-- Opening Marker --
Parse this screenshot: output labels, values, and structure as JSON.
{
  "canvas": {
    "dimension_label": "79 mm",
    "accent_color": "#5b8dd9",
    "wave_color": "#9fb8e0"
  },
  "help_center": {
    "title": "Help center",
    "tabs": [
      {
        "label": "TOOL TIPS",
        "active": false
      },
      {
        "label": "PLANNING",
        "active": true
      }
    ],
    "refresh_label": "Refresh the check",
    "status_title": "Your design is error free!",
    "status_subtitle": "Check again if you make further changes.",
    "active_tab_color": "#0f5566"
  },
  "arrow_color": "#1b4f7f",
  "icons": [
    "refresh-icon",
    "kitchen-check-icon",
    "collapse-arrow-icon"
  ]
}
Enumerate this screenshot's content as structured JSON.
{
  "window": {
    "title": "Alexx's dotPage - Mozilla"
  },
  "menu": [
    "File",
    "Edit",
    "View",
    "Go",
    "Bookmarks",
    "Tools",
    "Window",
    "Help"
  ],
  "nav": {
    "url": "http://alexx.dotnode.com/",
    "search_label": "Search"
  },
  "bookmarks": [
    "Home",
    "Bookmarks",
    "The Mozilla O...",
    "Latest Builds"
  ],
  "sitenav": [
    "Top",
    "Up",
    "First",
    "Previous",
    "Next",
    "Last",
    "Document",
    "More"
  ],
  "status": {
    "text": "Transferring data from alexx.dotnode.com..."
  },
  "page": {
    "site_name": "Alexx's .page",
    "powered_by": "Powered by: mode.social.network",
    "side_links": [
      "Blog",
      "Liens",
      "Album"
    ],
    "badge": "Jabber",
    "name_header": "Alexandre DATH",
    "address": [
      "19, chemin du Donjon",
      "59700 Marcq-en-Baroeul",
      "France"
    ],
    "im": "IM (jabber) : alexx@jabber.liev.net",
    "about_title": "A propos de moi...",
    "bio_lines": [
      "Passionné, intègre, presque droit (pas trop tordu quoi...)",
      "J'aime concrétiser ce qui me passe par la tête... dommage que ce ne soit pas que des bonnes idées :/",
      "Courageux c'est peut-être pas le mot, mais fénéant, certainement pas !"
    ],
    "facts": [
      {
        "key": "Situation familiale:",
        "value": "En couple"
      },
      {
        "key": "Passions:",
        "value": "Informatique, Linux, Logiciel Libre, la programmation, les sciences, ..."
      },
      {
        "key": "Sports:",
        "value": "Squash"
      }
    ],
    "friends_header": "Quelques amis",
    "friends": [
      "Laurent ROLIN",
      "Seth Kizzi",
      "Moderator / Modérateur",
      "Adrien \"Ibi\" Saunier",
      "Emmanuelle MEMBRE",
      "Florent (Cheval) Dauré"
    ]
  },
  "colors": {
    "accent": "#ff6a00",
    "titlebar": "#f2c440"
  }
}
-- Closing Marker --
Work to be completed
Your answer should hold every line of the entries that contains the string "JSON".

Response below
Parse this screenshot: output labels, values, and structure as JSON.
Enumerate this screenshot's content as structured JSON.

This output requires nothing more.